_Task statement_
Work out how many lines of the data contain "this" and reply with that number alone.

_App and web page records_
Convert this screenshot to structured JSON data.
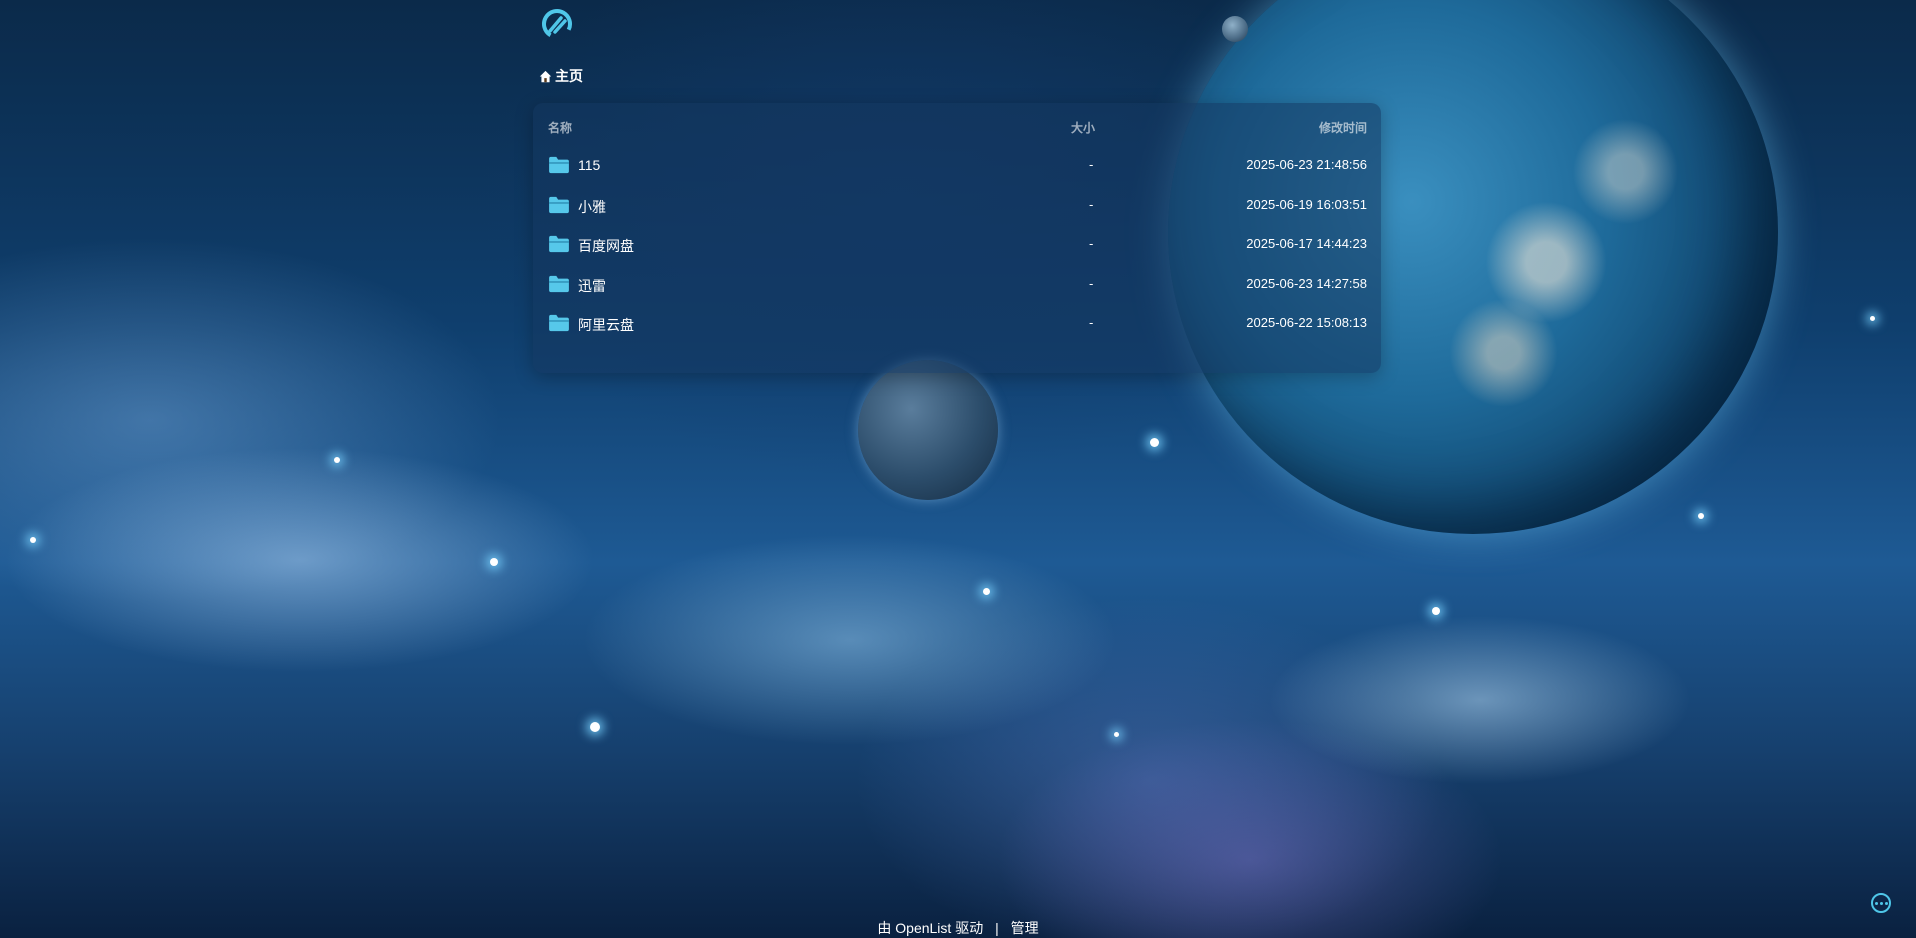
{
  "header": {
    "breadcrumb_home": "主页"
  },
  "table": {
    "col_name": "名称",
    "col_size": "大小",
    "col_modified": "修改时间",
    "rows": [
      {
        "name": "115",
        "size": "-",
        "modified": "2025-06-23 21:48:56"
      },
      {
        "name": "小雅",
        "size": "-",
        "modified": "2025-06-19 16:03:51"
      },
      {
        "name": "百度网盘",
        "size": "-",
        "modified": "2025-06-17 14:44:23"
      },
      {
        "name": "迅雷",
        "size": "-",
        "modified": "2025-06-23 14:27:58"
      },
      {
        "name": "阿里云盘",
        "size": "-",
        "modified": "2025-06-22 15:08:13"
      }
    ]
  },
  "footer": {
    "powered_by": "由 OpenList 驱动",
    "separator": "|",
    "admin": "管理"
  },
  "colors": {
    "accent": "#4fc6e8",
    "folder": "#56c8ea",
    "panel": "#14375f"
  }
}
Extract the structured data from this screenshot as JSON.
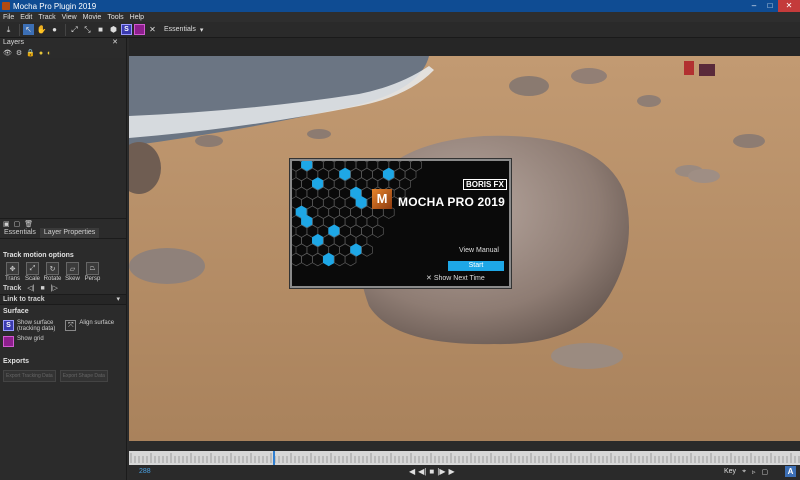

_Response area_
2